    • Information-based products are at an advantage. Companies with information-based products have a real advantage in the networked world. Not only can web sites display product information and take orders, but they can deliver the end-product immediately and at a low cost. These benefits obviously accrue to music, video and software companies, but also to lawyers, accountants, stockbrokers and consultants, among others.

    These companies are in an excellent position to form more-or-less informal global networks, so that they can provide support around the world at very low cost - and obtain expertise on local issues and problems. In many cases, consumers prefer to deal with smaller firms. This means that there are benefits in terms of image to position a small firm as part of a network of local experts.

    • Niche marketers can be winners. In Australia, examples of small firms that have successfully used the Internet to exploit niche markets include Mick's Whips (cited earlier in this article), Tobwabba Art Online which sells Aboriginal art and craft products, or Boots Online which sells Australian bushman's boots around the world. In a niche market, competition is significantly less, customers are far less likely to engage in price comparisons (and far more willing to tolerate delays and product imperfections), and relatively high freight charges are not so noticeable.


    • Companies with physical products may be at a disadvantage. They must deal with the complexities and expenses of international order fulfilment.

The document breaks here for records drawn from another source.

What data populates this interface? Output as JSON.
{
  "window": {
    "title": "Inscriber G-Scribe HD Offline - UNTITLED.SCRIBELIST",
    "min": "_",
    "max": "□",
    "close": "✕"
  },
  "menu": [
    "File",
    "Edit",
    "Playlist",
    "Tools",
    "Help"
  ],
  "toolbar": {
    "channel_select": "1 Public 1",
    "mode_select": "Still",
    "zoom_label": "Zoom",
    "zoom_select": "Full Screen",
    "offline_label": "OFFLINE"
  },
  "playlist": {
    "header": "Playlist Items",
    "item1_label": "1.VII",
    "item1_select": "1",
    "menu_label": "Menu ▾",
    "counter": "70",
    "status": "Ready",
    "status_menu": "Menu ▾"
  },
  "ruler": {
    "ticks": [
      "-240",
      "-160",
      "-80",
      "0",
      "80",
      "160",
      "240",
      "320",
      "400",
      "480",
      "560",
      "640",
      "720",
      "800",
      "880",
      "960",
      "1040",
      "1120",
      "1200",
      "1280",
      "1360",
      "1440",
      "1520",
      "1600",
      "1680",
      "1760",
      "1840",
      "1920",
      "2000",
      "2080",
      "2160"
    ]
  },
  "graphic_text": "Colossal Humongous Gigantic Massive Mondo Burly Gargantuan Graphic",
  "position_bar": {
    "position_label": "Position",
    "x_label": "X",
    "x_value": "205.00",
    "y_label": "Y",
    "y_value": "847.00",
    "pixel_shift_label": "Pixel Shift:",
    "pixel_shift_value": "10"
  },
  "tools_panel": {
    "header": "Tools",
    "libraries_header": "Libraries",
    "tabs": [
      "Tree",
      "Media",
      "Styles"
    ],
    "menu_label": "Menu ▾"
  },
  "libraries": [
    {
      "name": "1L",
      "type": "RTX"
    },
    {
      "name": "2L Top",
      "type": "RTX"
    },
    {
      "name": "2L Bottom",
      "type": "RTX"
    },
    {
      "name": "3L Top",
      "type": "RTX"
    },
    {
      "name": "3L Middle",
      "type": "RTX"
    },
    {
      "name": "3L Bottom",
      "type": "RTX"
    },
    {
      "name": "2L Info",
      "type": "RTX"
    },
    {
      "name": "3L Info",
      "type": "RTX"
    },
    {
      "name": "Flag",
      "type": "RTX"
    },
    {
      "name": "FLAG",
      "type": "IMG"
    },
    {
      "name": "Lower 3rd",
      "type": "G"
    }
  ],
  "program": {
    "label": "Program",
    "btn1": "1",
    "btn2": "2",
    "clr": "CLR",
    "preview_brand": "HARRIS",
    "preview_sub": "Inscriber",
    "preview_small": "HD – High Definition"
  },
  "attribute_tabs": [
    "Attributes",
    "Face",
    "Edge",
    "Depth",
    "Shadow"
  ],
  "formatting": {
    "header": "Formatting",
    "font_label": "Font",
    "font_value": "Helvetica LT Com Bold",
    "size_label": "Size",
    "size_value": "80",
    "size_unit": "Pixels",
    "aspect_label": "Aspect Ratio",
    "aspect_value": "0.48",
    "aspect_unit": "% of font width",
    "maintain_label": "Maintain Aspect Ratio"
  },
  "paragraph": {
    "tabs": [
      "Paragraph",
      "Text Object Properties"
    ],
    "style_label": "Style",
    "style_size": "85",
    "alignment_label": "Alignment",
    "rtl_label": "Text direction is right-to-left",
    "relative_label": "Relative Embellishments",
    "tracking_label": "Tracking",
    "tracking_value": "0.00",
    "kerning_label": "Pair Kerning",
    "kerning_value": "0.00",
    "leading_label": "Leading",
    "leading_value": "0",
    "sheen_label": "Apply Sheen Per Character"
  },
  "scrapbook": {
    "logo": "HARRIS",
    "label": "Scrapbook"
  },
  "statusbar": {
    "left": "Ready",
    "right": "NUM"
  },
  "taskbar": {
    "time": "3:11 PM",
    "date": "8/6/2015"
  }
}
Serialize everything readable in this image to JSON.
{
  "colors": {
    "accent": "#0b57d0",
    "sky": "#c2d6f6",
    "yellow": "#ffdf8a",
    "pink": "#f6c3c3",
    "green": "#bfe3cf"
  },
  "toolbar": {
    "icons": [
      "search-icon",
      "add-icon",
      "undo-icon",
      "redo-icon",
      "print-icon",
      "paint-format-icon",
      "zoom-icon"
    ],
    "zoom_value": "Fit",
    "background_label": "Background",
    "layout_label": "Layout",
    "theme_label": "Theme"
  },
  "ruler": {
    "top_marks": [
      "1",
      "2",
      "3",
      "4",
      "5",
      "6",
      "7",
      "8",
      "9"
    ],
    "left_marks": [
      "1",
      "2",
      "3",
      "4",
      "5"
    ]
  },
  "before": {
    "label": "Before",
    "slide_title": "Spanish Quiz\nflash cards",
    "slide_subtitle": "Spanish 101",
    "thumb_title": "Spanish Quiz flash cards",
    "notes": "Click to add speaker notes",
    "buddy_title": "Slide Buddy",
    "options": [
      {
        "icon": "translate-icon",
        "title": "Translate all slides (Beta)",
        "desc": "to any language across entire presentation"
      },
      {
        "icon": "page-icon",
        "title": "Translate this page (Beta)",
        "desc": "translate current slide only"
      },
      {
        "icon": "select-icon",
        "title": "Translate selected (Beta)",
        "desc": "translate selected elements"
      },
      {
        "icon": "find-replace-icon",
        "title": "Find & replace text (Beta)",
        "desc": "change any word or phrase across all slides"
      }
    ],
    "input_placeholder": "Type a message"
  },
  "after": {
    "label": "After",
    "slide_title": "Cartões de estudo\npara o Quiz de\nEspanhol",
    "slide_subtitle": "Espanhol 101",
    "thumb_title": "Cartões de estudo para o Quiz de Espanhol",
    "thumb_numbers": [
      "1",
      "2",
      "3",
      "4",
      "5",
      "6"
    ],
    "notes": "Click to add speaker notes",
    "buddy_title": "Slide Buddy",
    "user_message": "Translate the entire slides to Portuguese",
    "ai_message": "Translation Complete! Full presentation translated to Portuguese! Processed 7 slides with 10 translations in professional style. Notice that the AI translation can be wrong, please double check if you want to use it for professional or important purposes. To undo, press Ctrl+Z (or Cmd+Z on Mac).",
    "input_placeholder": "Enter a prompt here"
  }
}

The issues of distribution, warehousing, timely delivery, order tracking and (above all) return of unsatisfactory goods are such as to make most small companies pause before they decide to go into business on a global scale.

    • Small companies competing in standardized product areas face serious challenges. Products such as CDs or DVDs - which are effectively identical, and for which only service and price can differentiate sellers - face enormous competition and frequently do not last long. Customers of online stores are notoriously fickle and disloyal. One example of poor service can be enough to send an online shopper to a rival store, while order fulfilment and product returns are difficult, expensive and logistically complex. It is already becoming apparent that successful online purveyors of CDs, books, DVDs and videos are comparatively large companies which can absorb freight costs and can offer a speedy and efficient returns service for imperfect products. The cost of keeping a web site up-to-date, alone, can be prohibitive - and yet this is an absolute essential in a field where customers expect to see changes every time they log onto the site.

    E-trade for small firms: Lessons for success

    For smaller companies hoping to trade internationally, the glittering prizes of a global marketplace may well prove a chimera. Those companies whose ventures into cyberspace have proven successful have tended to:

    • be niche-focused or information-product focused, so that customers do not expect too much for too little;
    • work in virtual networks with other "local" companies with whom they can exchange expertise and specialized local knowledge or support skills, where they need to support customers located in many countries;
    • be based in regions where they have access to high-quality technological infrastructure at reasonable prices; and
    • not be overwhelmed by complex and unreasonable government regulations which add to costs without adding advantages.

    Companies without these advantages are more likely to fail under the multiple and complex pressures of competing with large firms having deep pockets.

    Paula Swatman is a professor at RMIT University, Melbourne, Australia. This article is based on a paper she provided to the ITC Brainstorming Session (July 2000) in preparation for the ITC Executive Forum on the Digital Economy (September 2000).